Cadence Q and A
Below are some questions asked by Timothy about my entry on Cadence, along with my answers.
Timothy: Tonight I did a 13 mile run and experimented with 180 BPM to shorten my stride to prevent Overstriding and I wanted to point out a few things I noticed to see if you noticed similar things when you started working on 180 BPM. First and foremost it is really hard to turn over that fast for extended periods of time.
Timothy: That brings me to the second observance. To hit that turnover it felt like my shoe laces were tied together because to stretch it out like what felt comfortable I couldn't hit that Cadence.
Jonathan: I found exactly the same thing; it seemed my shoe laces were tied together. This makes sense; if you are running the same pace at a higher Cadence your stride is much shorter. It took a little while for this feeling to go away and now the higher Cadence feels great.
Timothy: To make sure I was hitting that Cadence I downloaded 2 DJ Steveboy podcasts that had techno music at 180 BPM. Techno not being high on my favorites of music selections actually was kind of hypnotizing and I often found myself closing my eyes as I ran getting into the rhythm and trying to keep my feet up with my pace.
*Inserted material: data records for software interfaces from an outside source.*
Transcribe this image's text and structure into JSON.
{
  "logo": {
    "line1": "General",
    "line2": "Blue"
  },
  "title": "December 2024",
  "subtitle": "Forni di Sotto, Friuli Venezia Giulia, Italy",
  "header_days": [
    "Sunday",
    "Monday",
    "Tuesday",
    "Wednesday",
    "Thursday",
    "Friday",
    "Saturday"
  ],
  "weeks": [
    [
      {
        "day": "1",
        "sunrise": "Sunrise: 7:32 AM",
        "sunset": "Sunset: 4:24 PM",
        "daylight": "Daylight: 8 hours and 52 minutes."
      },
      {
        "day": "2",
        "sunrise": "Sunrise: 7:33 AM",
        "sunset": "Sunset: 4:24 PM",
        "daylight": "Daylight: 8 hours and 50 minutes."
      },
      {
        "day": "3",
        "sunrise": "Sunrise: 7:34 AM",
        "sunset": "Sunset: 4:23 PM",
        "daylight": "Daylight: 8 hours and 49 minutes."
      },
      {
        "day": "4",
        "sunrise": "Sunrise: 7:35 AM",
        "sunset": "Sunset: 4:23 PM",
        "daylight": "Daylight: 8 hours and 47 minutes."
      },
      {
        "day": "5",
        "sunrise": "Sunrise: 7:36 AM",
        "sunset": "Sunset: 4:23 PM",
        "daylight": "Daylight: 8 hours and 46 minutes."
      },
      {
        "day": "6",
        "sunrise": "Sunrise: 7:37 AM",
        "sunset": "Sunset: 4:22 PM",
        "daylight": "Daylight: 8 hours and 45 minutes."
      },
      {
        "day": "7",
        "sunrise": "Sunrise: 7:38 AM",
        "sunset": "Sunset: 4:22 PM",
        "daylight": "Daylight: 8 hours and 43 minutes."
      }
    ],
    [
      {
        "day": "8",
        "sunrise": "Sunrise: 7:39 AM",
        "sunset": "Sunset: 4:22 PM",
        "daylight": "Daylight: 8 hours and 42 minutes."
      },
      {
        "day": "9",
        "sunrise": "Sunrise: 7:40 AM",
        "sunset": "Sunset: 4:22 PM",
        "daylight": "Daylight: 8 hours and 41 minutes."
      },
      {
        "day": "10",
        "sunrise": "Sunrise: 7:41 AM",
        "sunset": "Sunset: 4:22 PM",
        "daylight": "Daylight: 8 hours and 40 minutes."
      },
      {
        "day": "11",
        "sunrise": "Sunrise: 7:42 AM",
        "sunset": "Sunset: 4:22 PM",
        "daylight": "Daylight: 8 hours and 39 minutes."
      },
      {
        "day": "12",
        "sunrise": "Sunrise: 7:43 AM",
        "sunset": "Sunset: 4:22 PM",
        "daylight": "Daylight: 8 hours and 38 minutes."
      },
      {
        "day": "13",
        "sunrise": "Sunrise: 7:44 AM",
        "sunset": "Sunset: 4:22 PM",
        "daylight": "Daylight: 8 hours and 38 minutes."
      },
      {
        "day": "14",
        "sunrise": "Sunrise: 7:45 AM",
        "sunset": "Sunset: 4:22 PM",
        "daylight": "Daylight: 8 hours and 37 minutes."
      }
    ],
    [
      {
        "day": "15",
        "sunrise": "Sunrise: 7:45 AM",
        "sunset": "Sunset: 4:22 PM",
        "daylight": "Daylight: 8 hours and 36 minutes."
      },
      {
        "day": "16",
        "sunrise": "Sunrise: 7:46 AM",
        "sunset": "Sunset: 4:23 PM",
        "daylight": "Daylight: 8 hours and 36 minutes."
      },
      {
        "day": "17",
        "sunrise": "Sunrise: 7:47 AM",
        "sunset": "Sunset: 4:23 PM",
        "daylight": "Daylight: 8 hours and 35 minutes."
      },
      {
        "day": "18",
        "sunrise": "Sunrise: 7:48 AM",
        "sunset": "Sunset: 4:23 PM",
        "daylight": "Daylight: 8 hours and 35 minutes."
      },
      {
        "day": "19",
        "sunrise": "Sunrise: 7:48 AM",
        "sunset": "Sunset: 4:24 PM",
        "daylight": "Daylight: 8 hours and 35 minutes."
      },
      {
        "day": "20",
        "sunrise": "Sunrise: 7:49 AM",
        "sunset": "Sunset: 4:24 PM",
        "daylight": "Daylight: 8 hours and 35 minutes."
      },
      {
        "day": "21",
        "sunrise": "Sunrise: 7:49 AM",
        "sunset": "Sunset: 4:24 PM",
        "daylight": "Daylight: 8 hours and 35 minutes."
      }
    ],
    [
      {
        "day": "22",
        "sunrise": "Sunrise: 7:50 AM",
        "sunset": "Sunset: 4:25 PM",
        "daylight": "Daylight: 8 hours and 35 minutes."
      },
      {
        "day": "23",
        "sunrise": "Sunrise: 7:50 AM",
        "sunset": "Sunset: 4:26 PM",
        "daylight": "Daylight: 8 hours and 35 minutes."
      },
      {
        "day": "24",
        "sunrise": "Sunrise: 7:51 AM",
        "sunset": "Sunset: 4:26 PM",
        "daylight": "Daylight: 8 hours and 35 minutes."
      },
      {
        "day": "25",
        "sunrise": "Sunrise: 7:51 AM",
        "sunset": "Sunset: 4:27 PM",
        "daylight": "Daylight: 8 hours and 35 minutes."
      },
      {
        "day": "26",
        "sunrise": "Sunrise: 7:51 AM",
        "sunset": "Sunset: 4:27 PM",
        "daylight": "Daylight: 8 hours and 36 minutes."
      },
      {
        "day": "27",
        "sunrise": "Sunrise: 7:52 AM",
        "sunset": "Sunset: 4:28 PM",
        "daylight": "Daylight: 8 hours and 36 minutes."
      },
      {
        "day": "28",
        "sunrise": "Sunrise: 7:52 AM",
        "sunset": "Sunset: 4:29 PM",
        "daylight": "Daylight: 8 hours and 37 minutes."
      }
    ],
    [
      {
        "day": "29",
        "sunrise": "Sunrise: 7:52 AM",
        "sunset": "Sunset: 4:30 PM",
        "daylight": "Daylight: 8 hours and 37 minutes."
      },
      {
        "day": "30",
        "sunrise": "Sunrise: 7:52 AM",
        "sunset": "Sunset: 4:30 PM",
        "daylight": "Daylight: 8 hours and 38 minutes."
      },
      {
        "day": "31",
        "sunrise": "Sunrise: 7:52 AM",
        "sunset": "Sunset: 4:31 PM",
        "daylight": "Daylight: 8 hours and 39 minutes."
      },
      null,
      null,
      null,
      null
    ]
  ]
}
Jonathan: I trained with a credit card sized metronome when I first started using a faster Cadence. Choosing music with 180 BPM rather limits your selection! However, a friend of mine, David M, suggested using music with 90 BPM and using 'double time', which works pretty well.
Timothy: The third thing I noticed was that it seemed a bit easier to get into the rhythm and Cadence if I had a slight forward lean from the ankles. I read Chi running a year ago and that is one of the big things is the forward lean and letting gravity do its thing and having your energy be focused on pushing off and your feet behind you and landing under your center of gravity. With Overstriding that is hard to master. With 180 BPM I can see now more of how that would work.
Jonathan: The higher Cadence is a more natural running style, as you can see from anyone running barefoot or in primal footwear. The forward lean and the paw back so your feet land under you, are all part of that natural running style, which go well with the higher Cadence.
Timothy: Lastly it seemed like my heart race was about 10 BPM less tonight and my pace was about 30 seconds per mile faster over the 13 miles. That really took me a bit by surprise. Hills seemed a little less effort too. I felt like I had more gas left then I would have expected for a run at night after a day of yard work.